The top five germs that cause illnesses from food eaten in the United States are norovirus, Salmonella, Clostridium perfringens, Campylobacter and Staphylococcus aureus, aka staph.
Some other germs don’t cause as many illnesses, but when they do, the diseases are more likely to lead to hospitalization. Those germs include E coli, Clostridium botulinum (which causes botulism), Listeria, Vibrio and Shiga toxin-producing Escherichia coli (STEC) often called E. coli O157.
What causes food poisoning?
Many different disease-causing germs can contaminate foods and there are many foodborne infections.
The federal Centers for Disease Control and Prevention estimates that each year 48 million people in the United States get sick from a foodborne illness. Of those, 128,000 require hospitalization and 3,000 die.
Researchers have identified more than 250 foodborne diseases. Most of them result in infections, caused by a variety of bacteria, viruses and parasites. Harmful toxins and chemicals also can contaminate foods and cause foodborne illness.
Do I have food poisoning?
Common symptoms of foodborne diseases are nausea, vomiting, stomach cramps and diarrhea. However, symptoms vary among the different types of foodborne illnesses and among different individuals.
Symptoms can sometimes be severe, and some foodborne illnesses can even be life-threatening. Although anyone can get a foodborne illness, some people are more likely to develop one with serious implications. Those groups include:
- Young children;
- Older adults;
- Pregnant women; and
- People with immune systems weakened from medical conditions, such as diabetes, liver disease, kidney disease, organ transplants, HIV/AIDS, or from receiving chemotherapy or radiation treatment.
Most people with a foodborne illness get better without medical treatment, but people with severe symptoms should see their doctor.

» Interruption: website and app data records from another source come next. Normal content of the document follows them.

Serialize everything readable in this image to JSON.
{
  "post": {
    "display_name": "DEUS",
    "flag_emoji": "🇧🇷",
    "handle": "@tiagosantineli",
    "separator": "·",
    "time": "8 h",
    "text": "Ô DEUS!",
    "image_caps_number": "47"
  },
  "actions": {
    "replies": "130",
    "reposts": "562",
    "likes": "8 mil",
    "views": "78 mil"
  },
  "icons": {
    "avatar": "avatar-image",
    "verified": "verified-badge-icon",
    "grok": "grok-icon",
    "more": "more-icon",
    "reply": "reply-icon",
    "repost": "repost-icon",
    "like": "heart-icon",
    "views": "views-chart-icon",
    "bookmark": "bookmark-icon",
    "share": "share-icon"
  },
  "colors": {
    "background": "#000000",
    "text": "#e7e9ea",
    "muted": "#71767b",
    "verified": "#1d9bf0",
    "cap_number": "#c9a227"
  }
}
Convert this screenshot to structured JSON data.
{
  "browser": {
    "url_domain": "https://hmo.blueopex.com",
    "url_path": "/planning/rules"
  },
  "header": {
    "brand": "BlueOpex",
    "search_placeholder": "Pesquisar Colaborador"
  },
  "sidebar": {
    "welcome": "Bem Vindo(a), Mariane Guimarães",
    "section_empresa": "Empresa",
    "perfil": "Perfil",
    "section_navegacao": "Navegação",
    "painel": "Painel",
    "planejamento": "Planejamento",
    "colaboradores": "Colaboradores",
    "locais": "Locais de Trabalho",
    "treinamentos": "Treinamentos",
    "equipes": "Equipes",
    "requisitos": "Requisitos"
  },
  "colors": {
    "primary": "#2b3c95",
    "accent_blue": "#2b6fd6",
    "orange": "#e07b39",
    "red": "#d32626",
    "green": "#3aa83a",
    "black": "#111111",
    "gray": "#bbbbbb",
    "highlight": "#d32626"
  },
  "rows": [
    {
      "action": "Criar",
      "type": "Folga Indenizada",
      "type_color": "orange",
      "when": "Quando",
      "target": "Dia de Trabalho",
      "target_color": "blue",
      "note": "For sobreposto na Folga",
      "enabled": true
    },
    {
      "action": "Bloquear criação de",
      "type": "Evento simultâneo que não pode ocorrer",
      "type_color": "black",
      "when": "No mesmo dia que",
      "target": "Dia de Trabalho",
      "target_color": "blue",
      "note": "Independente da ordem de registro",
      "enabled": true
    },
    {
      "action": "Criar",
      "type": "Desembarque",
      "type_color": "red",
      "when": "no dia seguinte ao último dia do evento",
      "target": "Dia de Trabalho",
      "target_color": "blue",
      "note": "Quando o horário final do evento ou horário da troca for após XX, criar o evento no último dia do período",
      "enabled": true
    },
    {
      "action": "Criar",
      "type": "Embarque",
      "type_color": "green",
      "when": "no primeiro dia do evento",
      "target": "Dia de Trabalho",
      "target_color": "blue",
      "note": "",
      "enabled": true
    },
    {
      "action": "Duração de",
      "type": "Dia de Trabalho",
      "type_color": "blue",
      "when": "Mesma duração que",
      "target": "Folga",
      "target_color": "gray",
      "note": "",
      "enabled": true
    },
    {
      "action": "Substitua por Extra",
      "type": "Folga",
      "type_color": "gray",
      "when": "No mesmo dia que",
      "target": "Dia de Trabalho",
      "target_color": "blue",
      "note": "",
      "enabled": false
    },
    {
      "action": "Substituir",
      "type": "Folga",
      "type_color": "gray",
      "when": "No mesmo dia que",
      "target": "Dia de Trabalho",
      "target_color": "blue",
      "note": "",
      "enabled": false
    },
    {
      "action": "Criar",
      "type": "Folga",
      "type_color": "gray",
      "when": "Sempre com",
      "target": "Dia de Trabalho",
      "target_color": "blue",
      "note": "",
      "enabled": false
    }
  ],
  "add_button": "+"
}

Anyone can get sick from eating contaminated food. Practice the four simple food safety steps – clean, separate, cook, and chill – to lower your chance of food poisoning and to protect yourself and your loved ones.
Source: Food Safety News